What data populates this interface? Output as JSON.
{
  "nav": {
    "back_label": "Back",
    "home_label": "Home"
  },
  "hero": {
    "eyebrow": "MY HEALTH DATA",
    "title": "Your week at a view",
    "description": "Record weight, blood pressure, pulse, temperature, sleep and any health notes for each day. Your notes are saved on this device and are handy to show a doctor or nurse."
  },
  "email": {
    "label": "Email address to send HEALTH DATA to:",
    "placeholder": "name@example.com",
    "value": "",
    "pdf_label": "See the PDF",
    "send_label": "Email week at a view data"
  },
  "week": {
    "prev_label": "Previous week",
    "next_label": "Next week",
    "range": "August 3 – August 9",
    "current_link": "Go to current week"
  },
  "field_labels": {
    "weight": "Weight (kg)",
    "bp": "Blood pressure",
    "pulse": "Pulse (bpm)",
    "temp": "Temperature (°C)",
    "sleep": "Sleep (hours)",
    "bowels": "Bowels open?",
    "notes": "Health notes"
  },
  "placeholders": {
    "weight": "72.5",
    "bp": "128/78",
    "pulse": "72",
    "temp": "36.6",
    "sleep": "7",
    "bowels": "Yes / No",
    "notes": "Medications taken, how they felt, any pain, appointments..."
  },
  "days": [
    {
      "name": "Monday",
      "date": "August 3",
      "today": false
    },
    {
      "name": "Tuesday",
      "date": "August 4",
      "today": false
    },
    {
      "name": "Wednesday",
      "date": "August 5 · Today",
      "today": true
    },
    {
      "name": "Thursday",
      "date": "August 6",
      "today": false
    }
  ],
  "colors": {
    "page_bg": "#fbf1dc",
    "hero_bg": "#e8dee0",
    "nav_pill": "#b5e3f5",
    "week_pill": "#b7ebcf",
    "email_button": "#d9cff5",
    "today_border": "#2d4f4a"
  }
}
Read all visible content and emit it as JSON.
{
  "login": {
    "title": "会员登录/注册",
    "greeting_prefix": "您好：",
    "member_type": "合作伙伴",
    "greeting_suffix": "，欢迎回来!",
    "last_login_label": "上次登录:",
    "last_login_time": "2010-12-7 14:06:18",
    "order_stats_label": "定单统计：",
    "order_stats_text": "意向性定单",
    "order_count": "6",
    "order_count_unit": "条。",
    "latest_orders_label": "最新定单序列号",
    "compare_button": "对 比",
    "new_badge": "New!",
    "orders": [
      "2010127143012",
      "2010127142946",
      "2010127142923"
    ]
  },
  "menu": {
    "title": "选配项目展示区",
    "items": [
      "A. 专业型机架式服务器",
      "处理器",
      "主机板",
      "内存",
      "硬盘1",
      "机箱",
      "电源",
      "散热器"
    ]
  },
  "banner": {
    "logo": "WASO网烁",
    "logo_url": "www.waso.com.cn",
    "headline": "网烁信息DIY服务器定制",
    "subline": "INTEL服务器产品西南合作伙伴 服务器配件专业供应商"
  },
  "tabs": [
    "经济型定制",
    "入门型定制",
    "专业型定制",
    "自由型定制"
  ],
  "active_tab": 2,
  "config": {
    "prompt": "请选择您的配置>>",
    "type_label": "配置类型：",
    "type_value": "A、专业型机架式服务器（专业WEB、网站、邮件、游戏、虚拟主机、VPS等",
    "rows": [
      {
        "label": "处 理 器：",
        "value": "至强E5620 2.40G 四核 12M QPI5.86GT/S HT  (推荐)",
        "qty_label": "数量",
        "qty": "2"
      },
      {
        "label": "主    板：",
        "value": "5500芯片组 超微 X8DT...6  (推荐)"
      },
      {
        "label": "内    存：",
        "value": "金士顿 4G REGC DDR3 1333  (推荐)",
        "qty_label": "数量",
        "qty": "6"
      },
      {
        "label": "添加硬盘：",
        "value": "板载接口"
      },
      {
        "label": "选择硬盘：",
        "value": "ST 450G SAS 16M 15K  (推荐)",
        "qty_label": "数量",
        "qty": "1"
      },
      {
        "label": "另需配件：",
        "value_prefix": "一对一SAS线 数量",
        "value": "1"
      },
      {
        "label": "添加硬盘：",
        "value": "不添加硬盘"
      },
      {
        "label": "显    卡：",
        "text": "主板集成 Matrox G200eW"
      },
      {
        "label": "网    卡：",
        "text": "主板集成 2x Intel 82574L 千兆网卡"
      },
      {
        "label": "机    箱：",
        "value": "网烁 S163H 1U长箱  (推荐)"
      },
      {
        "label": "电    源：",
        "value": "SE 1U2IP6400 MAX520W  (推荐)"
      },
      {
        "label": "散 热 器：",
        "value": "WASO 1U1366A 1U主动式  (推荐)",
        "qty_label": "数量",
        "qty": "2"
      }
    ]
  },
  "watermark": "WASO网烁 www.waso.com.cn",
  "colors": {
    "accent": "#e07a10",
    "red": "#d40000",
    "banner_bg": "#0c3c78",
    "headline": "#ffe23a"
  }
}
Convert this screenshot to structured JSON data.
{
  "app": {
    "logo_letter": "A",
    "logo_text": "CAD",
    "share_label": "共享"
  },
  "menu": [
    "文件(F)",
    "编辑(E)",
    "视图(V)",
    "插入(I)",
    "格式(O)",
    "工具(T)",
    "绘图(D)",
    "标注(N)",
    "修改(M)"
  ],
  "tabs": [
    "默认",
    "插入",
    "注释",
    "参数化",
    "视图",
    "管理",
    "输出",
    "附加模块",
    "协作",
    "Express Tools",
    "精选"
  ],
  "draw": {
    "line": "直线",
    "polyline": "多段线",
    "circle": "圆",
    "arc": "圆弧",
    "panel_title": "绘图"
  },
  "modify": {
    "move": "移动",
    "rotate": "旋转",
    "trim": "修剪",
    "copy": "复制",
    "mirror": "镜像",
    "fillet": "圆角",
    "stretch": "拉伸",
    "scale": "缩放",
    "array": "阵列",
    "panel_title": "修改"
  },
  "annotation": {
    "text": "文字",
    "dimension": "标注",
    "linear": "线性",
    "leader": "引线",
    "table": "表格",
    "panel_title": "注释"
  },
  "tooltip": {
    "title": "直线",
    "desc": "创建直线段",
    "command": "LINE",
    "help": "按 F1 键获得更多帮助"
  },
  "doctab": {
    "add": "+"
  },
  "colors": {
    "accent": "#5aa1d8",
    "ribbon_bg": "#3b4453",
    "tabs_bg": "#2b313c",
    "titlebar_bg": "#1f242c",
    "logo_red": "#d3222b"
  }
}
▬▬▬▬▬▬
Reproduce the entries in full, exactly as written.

What data populates this interface? Output as JSON.
{
  "nav": {
    "back_label": "Back",
    "home_label": "Home"
  },
  "hero": {
    "eyebrow": "MY HEALTH DATA",
    "title": "Your week at a view",
    "description": "Record weight, blood pressure, pulse, temperature, sleep and any health notes for each day. Your notes are saved on this device and are handy to show a doctor or nurse."
  },
  "email": {
    "label": "Email address to send HEALTH DATA to:",
    "placeholder": "name@example.com",
    "value": "",
    "pdf_label": "See the PDF",
    "send_label": "Email week at a view data"
  },
  "week": {
    "prev_label": "Previous week",
    "next_label": "Next week",
    "range": "August 3 – August 9",
    "current_link": "Go to current week"
  },
  "field_labels": {
    "weight": "Weight (kg)",
    "bp": "Blood pressure",
    "pulse": "Pulse (bpm)",
    "temp": "Temperature (°C)",
    "sleep": "Sleep (hours)",
    "bowels": "Bowels open?",
    "notes": "Health notes"
  },
  "placeholders": {
    "weight": "72.5",
    "bp": "128/78",
    "pulse": "72",
    "temp": "36.6",
    "sleep": "7",
    "bowels": "Yes / No",
    "notes": "Medications taken, how they felt, any pain, appointments..."
  },
  "days": [
    {
      "name": "Monday",
      "date": "August 3",
      "today": false
    },
    {
      "name": "Tuesday",
      "date": "August 4",
      "today": false
    },
    {
      "name": "Wednesday",
      "date": "August 5 · Today",
      "today": true
    },
    {
      "name": "Thursday",
      "date": "August 6",
      "today": false
    }
  ],
  "colors": {
    "page_bg": "#fbf1dc",
    "hero_bg": "#e8dee0",
    "nav_pill": "#b5e3f5",
    "week_pill": "#b7ebcf",
    "email_button": "#d9cff5",
    "today_border": "#2d4f4a"
  }
}
Read all visible content and emit it as JSON.
{
  "login": {
    "title": "会员登录/注册",
    "greeting_prefix": "您好：",
    "member_type": "合作伙伴",
    "greeting_suffix": "，欢迎回来!",
    "last_login_label": "上次登录:",
    "last_login_time": "2010-12-7 14:06:18",
    "order_stats_label": "定单统计：",
    "order_stats_text": "意向性定单",
    "order_count": "6",
    "order_count_unit": "条。",
    "latest_orders_label": "最新定单序列号",
    "compare_button": "对 比",
    "new_badge": "New!",
    "orders": [
      "2010127143012",
      "2010127142946",
      "2010127142923"
    ]
  },
  "menu": {
    "title": "选配项目展示区",
    "items": [
      "A. 专业型机架式服务器",
      "处理器",
      "主机板",
      "内存",
      "硬盘1",
      "机箱",
      "电源",
      "散热器"
    ]
  },
  "banner": {
    "logo": "WASO网烁",
    "logo_url": "www.waso.com.cn",
    "headline": "网烁信息DIY服务器定制",
    "subline": "INTEL服务器产品西南合作伙伴 服务器配件专业供应商"
  },
  "tabs": [
    "经济型定制",
    "入门型定制",
    "专业型定制",
    "自由型定制"
  ],
  "active_tab": 2,
  "config": {
    "prompt": "请选择您的配置>>",
    "type_label": "配置类型：",
    "type_value": "A、专业型机架式服务器（专业WEB、网站、邮件、游戏、虚拟主机、VPS等",
    "rows": [
      {
        "label": "处 理 器：",
        "value": "至强E5620 2.40G 四核 12M QPI5.86GT/S HT  (推荐)",
        "qty_label": "数量",
        "qty": "2"
      },
      {
        "label": "主    板：",
        "value": "5500芯片组 超微 X8DT...6  (推荐)"
      },
      {
        "label": "内    存：",
        "value": "金士顿 4G REGC DDR3 1333  (推荐)",
        "qty_label": "数量",
        "qty": "6"
      },
      {
        "label": "添加硬盘：",
        "value": "板载接口"
      },
      {
        "label": "选择硬盘：",
        "value": "ST 450G SAS 16M 15K  (推荐)",
        "qty_label": "数量",
        "qty": "1"
      },
      {
        "label": "另需配件：",
        "value_prefix": "一对一SAS线 数量",
        "value": "1"
      },
      {
        "label": "添加硬盘：",
        "value": "不添加硬盘"
      },
      {
        "label": "显    卡：",
        "text": "主板集成 Matrox G200eW"
      },
      {
        "label": "网    卡：",
        "text": "主板集成 2x Intel 82574L 千兆网卡"
      },
      {
        "label": "机    箱：",
        "value": "网烁 S163H 1U长箱  (推荐)"
      },
      {
        "label": "电    源：",
        "value": "SE 1U2IP6400 MAX520W  (推荐)"
      },
      {
        "label": "散 热 器：",
        "value": "WASO 1U1366A 1U主动式  (推荐)",
        "qty_label": "数量",
        "qty": "2"
      }
    ]
  },
  "watermark": "WASO网烁 www.waso.com.cn",
  "colors": {
    "accent": "#e07a10",
    "red": "#d40000",
    "banner_bg": "#0c3c78",
    "headline": "#ffe23a"
  }
}
Convert this screenshot to structured JSON data.
{
  "app": {
    "logo_letter": "A",
    "logo_text": "CAD",
    "share_label": "共享"
  },
  "menu": [
    "文件(F)",
    "编辑(E)",
    "视图(V)",
    "插入(I)",
    "格式(O)",
    "工具(T)",
    "绘图(D)",
    "标注(N)",
    "修改(M)"
  ],
  "tabs": [
    "默认",
    "插入",
    "注释",
    "参数化",
    "视图",
    "管理",
    "输出",
    "附加模块",
    "协作",
    "Express Tools",
    "精选"
  ],
  "draw": {
    "line": "直线",
    "polyline": "多段线",
    "circle": "圆",
    "arc": "圆弧",
    "panel_title": "绘图"
  },
  "modify": {
    "move": "移动",
    "rotate": "旋转",
    "trim": "修剪",
    "copy": "复制",
    "mirror": "镜像",
    "fillet": "圆角",
    "stretch": "拉伸",
    "scale": "缩放",
    "array": "阵列",
    "panel_title": "修改"
  },
  "annotation": {
    "text": "文字",
    "dimension": "标注",
    "linear": "线性",
    "leader": "引线",
    "table": "表格",
    "panel_title": "注释"
  },
  "tooltip": {
    "title": "直线",
    "desc": "创建直线段",
    "command": "LINE",
    "help": "按 F1 键获得更多帮助"
  },
  "doctab": {
    "add": "+"
  },
  "colors": {
    "accent": "#5aa1d8",
    "ribbon_bg": "#3b4453",
    "tabs_bg": "#2b313c",
    "titlebar_bg": "#1f242c",
    "logo_red": "#d3222b"
  }
}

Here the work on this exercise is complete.